Dataset items
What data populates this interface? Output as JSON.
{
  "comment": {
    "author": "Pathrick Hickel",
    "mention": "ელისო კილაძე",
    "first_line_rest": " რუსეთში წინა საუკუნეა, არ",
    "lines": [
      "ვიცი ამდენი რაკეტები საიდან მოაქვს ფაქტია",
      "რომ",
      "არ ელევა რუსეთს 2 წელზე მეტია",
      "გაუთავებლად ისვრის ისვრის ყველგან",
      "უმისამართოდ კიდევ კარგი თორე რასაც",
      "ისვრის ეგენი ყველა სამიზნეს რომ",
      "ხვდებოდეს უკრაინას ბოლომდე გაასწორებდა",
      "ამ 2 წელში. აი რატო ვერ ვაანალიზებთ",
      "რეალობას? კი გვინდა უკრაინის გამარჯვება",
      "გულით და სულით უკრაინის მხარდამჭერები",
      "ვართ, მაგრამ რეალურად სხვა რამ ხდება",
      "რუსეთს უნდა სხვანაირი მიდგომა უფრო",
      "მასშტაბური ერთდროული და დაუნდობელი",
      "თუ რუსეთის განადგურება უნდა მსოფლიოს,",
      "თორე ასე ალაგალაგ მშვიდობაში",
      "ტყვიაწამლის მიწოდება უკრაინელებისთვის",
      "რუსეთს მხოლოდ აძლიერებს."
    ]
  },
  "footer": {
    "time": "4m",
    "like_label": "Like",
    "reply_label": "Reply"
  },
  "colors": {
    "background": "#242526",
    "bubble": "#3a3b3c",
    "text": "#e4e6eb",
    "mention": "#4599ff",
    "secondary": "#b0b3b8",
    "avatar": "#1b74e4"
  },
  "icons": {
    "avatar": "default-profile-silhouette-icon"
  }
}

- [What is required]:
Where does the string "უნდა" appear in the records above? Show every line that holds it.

- [Output for this exercise]:
      "რუსეთს უნდა სხვანაირი მიდგომა უფრო",
      "თუ რუსეთის განადგურება უნდა მსოფლიოს,",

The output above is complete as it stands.